The COVID-19 pandemic caused a recession, but it's unlikely to create a depression. Central banks around the world know how to prevent them. They make sure that banks have enough capital. They've lowered interest rates to zero.

Unlike the early years of the depression, Congress has used expansionary fiscal policy to cushion recessions. The CARES Act sent a $1,200 stimulus check to eligible adults earning up to $75,000. It also expanded unemployment benefits.

Frequently Asked Questions (FAQs)

Where should I put my money if a depression is likely?

There were many bank failures during the depression. This made people take their money out of the bank, known as a "run on the bank." Fortunately, you don't have to hide your money under a mattress because the Federal Deposit Insurance Corporation insures 100% of your savings, checking, and money market deposits. Your money is safe in a bank as long as you're within FDIC guidelines.

What was the worst recession?

The Financial Panic of 1873 is considered by many to have been the worst recession.
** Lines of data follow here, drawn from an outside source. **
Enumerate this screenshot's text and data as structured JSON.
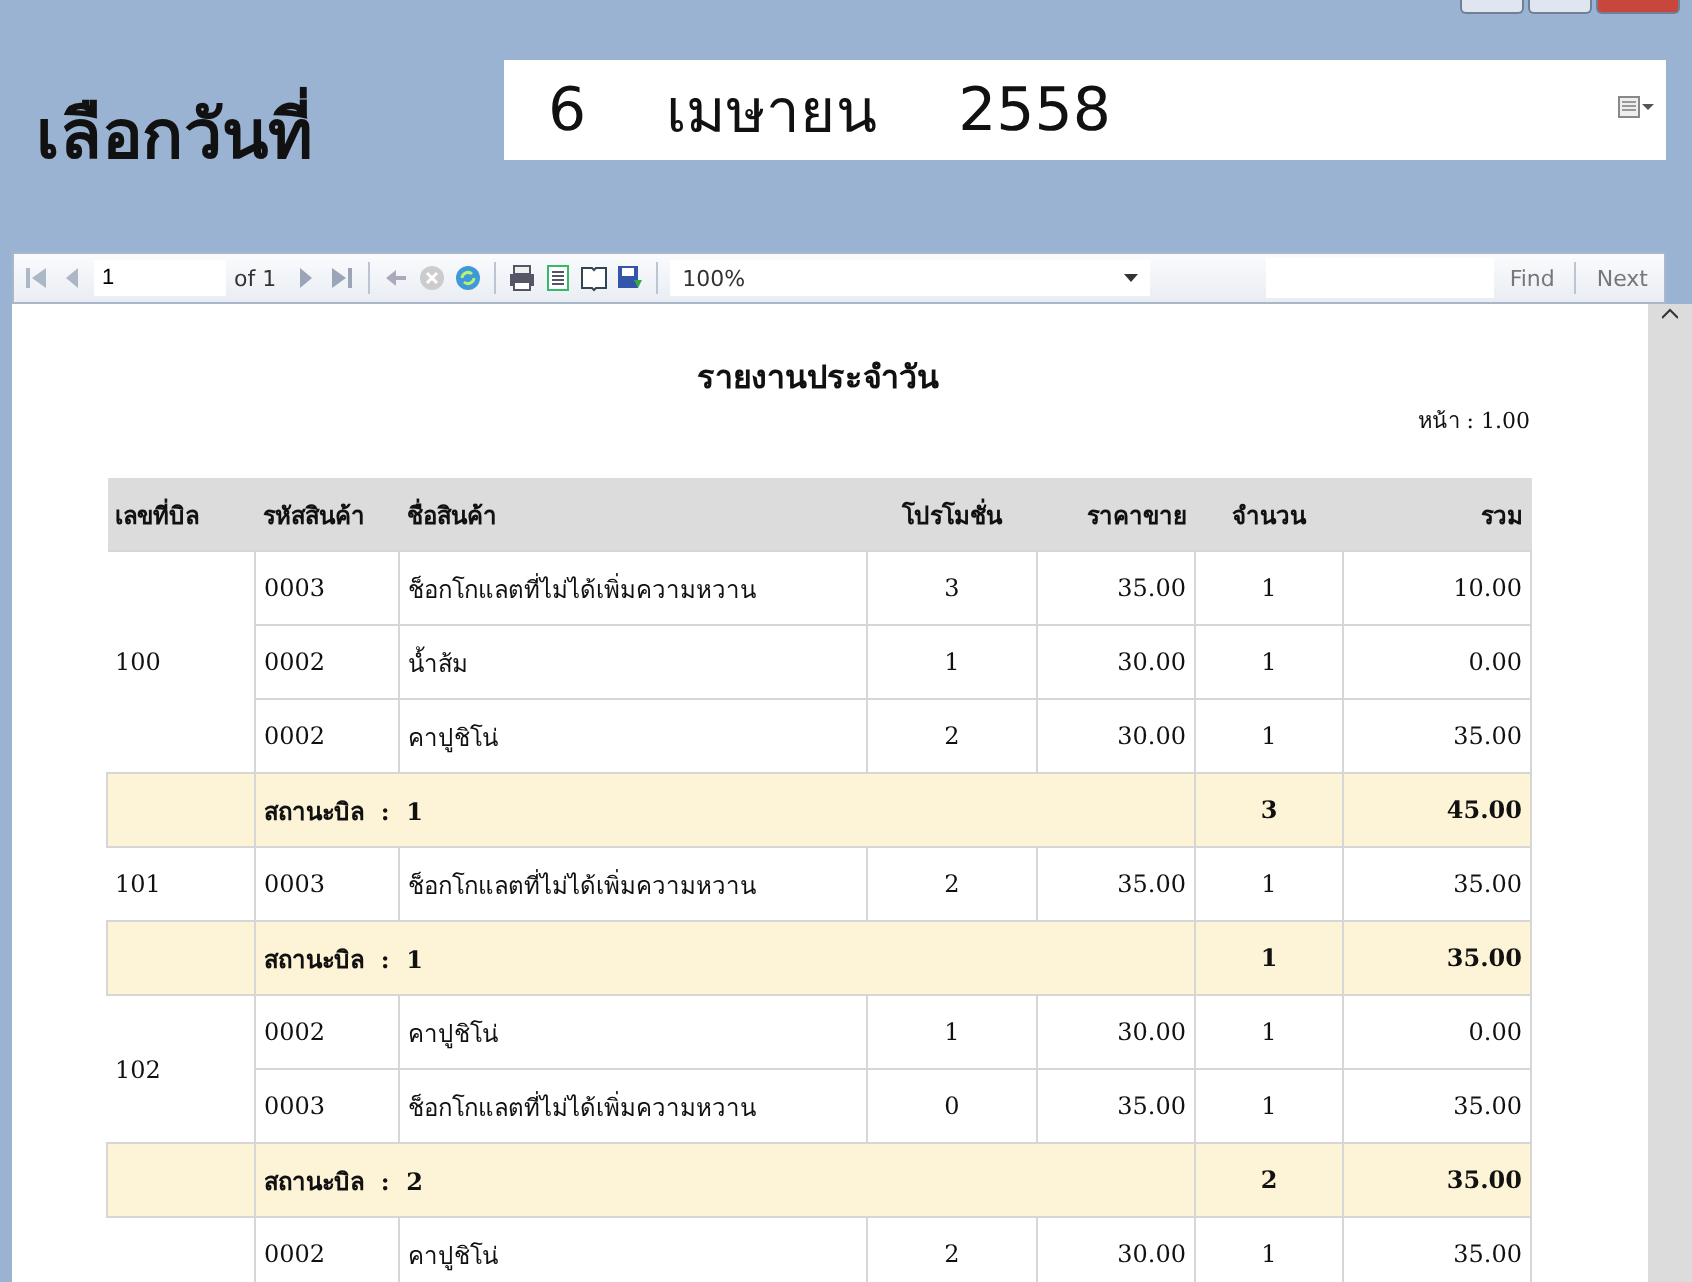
{
  "header": {
    "label": "เลือกวันที่",
    "date": {
      "day": "6",
      "month": "เมษายน",
      "year": "2558"
    }
  },
  "toolbar": {
    "page": "1",
    "of": "of 1",
    "first_disabled": true,
    "prev_disabled": true,
    "zoom": "100%",
    "find": "Find",
    "next": "Next"
  },
  "report": {
    "title": "รายงานประจำวัน",
    "page_label": "หน้า : 1.00",
    "columns": [
      "เลขที่บิล",
      "รหัสสินค้า",
      "ชื่อสินค้า",
      "โปรโมชั่น",
      "ราคาขาย",
      "จำนวน",
      "รวม"
    ],
    "bills": [
      {
        "bill": "100",
        "items": [
          {
            "code": "0003",
            "name": "ช็อกโกแลตที่ไม่ได้เพิ่มความหวาน",
            "promo": "3",
            "price": "35.00",
            "qty": "1",
            "total": "10.00"
          },
          {
            "code": "0002",
            "name": "น้ำส้ม",
            "promo": "1",
            "price": "30.00",
            "qty": "1",
            "total": "0.00"
          },
          {
            "code": "0002",
            "name": "คาปูชิโน่",
            "promo": "2",
            "price": "30.00",
            "qty": "1",
            "total": "35.00"
          }
        ],
        "summary": {
          "label": "สถานะบิล",
          "sep": ":",
          "value": "1",
          "qty": "3",
          "total": "45.00"
        }
      },
      {
        "bill": "101",
        "items": [
          {
            "code": "0003",
            "name": "ช็อกโกแลตที่ไม่ได้เพิ่มความหวาน",
            "promo": "2",
            "price": "35.00",
            "qty": "1",
            "total": "35.00"
          }
        ],
        "summary": {
          "label": "สถานะบิล",
          "sep": ":",
          "value": "1",
          "qty": "1",
          "total": "35.00"
        }
      },
      {
        "bill": "102",
        "items": [
          {
            "code": "0002",
            "name": "คาปูชิโน่",
            "promo": "1",
            "price": "30.00",
            "qty": "1",
            "total": "0.00"
          },
          {
            "code": "0003",
            "name": "ช็อกโกแลตที่ไม่ได้เพิ่มความหวาน",
            "promo": "0",
            "price": "35.00",
            "qty": "1",
            "total": "35.00"
          }
        ],
        "summary": {
          "label": "สถานะบิล",
          "sep": ":",
          "value": "2",
          "qty": "2",
          "total": "35.00"
        }
      },
      {
        "items": [
          {
            "code": "0002",
            "name": "คาปูชิโน่",
            "promo": "2",
            "price": "30.00",
            "qty": "1",
            "total": "35.00"
          }
        ]
      }
    ]
  }
}
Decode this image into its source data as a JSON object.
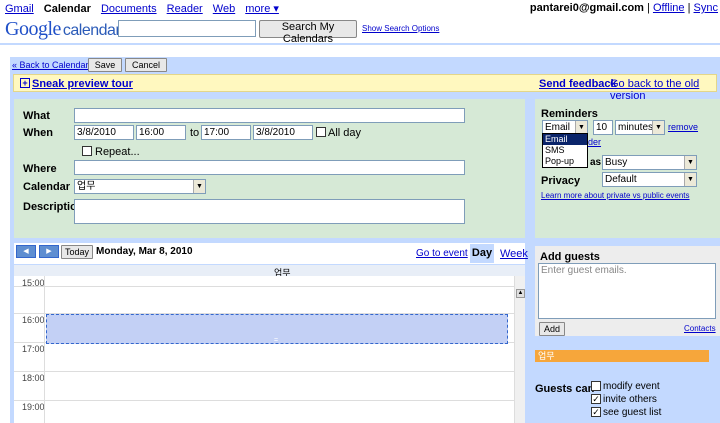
{
  "topnav": {
    "links": [
      "Gmail",
      "Calendar",
      "Documents",
      "Reader",
      "Web",
      "more ▾"
    ],
    "user_email": "pantarei0@gmail.com",
    "offline": "Offline",
    "sync": "Sync"
  },
  "logo": {
    "google": "Google",
    "calendar": "calendar"
  },
  "search": {
    "button": "Search My Calendars",
    "options": "Show Search Options",
    "value": ""
  },
  "actions": {
    "back": "« Back to Calendar",
    "save": "Save",
    "cancel": "Cancel"
  },
  "tour": {
    "label": "Sneak preview tour",
    "feedback": "Send feedback",
    "old_version": "Go back to the old version"
  },
  "form": {
    "what_label": "What",
    "what_value": "",
    "when_label": "When",
    "start_date": "3/8/2010",
    "start_time": "16:00",
    "to": "to",
    "end_time": "17:00",
    "end_date": "3/8/2010",
    "allday": "All day",
    "repeat": "Repeat...",
    "where_label": "Where",
    "where_value": "",
    "calendar_label": "Calendar",
    "calendar_value": "업무",
    "description_label": "Description",
    "description_value": ""
  },
  "side": {
    "reminders": "Reminders",
    "reminder_type": "Email",
    "reminder_qty": "10",
    "reminder_unit": "minutes",
    "remove": "remove",
    "add_partial": "der",
    "show_as_partial": "as",
    "show_as_value": "Busy",
    "privacy_label": "Privacy",
    "privacy_value": "Default",
    "privacy_link": "Learn more about private vs public events",
    "dropdown_options": [
      "Email",
      "SMS",
      "Pop-up"
    ]
  },
  "cal": {
    "today": "Today",
    "date": "Monday, Mar 8, 2010",
    "goto": "Go to event",
    "day": "Day",
    "week": "Week",
    "column_header": "업무",
    "hours": [
      "15:00",
      "16:00",
      "17:00",
      "18:00",
      "19:00"
    ]
  },
  "guests": {
    "title": "Add guests",
    "placeholder": "Enter guest emails.",
    "add": "Add",
    "contacts": "Contacts",
    "calendar_tag": "업무",
    "can_label": "Guests can",
    "perms": [
      {
        "label": "modify event",
        "checked": false
      },
      {
        "label": "invite others",
        "checked": true
      },
      {
        "label": "see guest list",
        "checked": true
      }
    ]
  }
}
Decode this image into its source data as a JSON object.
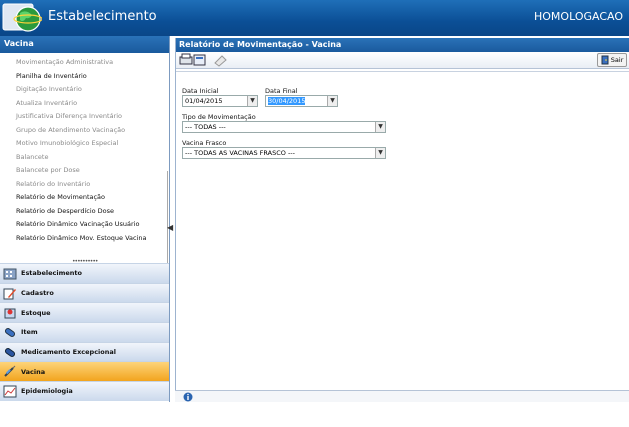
{
  "header": {
    "title": "Estabelecimento",
    "environment": "HOMOLOGACAO"
  },
  "sidebar": {
    "title": "Vacina",
    "items": [
      {
        "label": "Movimentação Administrativa",
        "enabled": false
      },
      {
        "label": "Planilha de Inventário",
        "enabled": true
      },
      {
        "label": "Digitação Inventário",
        "enabled": false
      },
      {
        "label": "Atualiza Inventário",
        "enabled": false
      },
      {
        "label": "Justificativa Diferença Inventário",
        "enabled": false
      },
      {
        "label": "Grupo de Atendimento Vacinação",
        "enabled": false
      },
      {
        "label": "Motivo Imunobiológico Especial",
        "enabled": false
      },
      {
        "label": "Balancete",
        "enabled": false
      },
      {
        "label": "Balancete por Dose",
        "enabled": false
      },
      {
        "label": "Relatório do Inventário",
        "enabled": false
      },
      {
        "label": "Relatório de Movimentação",
        "enabled": true
      },
      {
        "label": "Relatório de Desperdício Dose",
        "enabled": true
      },
      {
        "label": "Relatório Dinâmico Vacinação Usuário",
        "enabled": true
      },
      {
        "label": "Relatório Dinâmico Mov. Estoque Vacina",
        "enabled": true
      }
    ],
    "modules": [
      {
        "label": "Estabelecimento",
        "icon": "building-icon",
        "active": false
      },
      {
        "label": "Cadastro",
        "icon": "edit-icon",
        "active": false
      },
      {
        "label": "Estoque",
        "icon": "stock-icon",
        "active": false
      },
      {
        "label": "Item",
        "icon": "pill-icon",
        "active": false
      },
      {
        "label": "Medicamento Excepcional",
        "icon": "capsule-icon",
        "active": false
      },
      {
        "label": "Vacina",
        "icon": "syringe-icon",
        "active": true
      },
      {
        "label": "Epidemiologia",
        "icon": "chart-icon",
        "active": false
      }
    ]
  },
  "main": {
    "title": "Relatório de Movimentação - Vacina",
    "toolbar": {
      "exit_label": "Sair"
    },
    "form": {
      "start_date_label": "Data Inicial",
      "start_date_value": "01/04/2015",
      "end_date_label": "Data Final",
      "end_date_value": "30/04/2015",
      "movement_type_label": "Tipo de Movimentação",
      "movement_type_value": "--- TODAS ---",
      "vaccine_label": "Vacina Frasco",
      "vaccine_value": "--- TODAS AS VACINAS FRASCO ---"
    }
  },
  "colors": {
    "header_blue": "#0b4f96",
    "active_module": "#f2a41e",
    "selection": "#3399ff"
  }
}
It was triggered by a series of banking crises after the Civil War. At least 100 banks failed during this time.

Article Sources

  1. National Bureau of Economic Research. "U.S. Business Cycle Expansions and Contractions."

  2. The National Bureau of Economic Research. "The NBER's Business Cycle Dating Procedure: Frequently Asked Questions."

  3. Bureau of Economic Analysis. "National Income and Product Accounts Tables: Table 1.1.1. Percent Change From Preceding Period in Real Gross Domestic Product," Select "Modify," Select "First Year 1932," Select "Series Annual," Select "Refresh Table."

  4. Bureau of Labor Statistics. "Labor Force, Employment, and Unemployment, 1929-39: Estimating Methods," Page 2, Table 1.

  5. Office of the Historian. "Protectionism in the Interwar Period."

  6. Bureau of Labor Statistics. "Consumer Price Index Database, All Urban Consumers," Select "Top Picks," Check "U.S. City Average, All items," Retrieve Data, Select "More Formatting Options," Select "12-Month Percent Change" and "Range Between 1913 to Present," Retrieve Data.

  7. S&P Dow Jones Indices. "DJIA Daily Performance History," Download "DJIA Daily Performance History."

  8. Bureau of Economic Analysis. "Table 1.1.1. Percent Change From Preceding Period in Real Gross Domestic Product."

  9. U.S. Bureau of Labor Statistics. "Unemployment Rate," Select "Unemployment Rate," Retrieve Data.

  10. Federal Reserve History. "Garn-St Germain Depository Institutions Act of 1982."

  11. Federal Reserve History. "Recession of 1981–82."

  12. Federal Deposit Insurance Corporation. "The Cost of the Savings and Loan Crisis: Truth and Consequences," Page 1.

  13. Office of Investor Education and Advocacy. "Bear Market."

  14. The Federal Reserve Board. "Money, Gold, and the Great Depression."

  15. Board of Governors of the Federal Reserve System. "Federal Reserves Issues FOMC Statement."

  16. U.S. Congress. "H.R. 748 - CARES Act."

  17. Federal Deposit Insurance Corporation. "Deposit Insurance at a Glance."

  18. U.S. Department of the Treasury. "Financial Panic of 1873."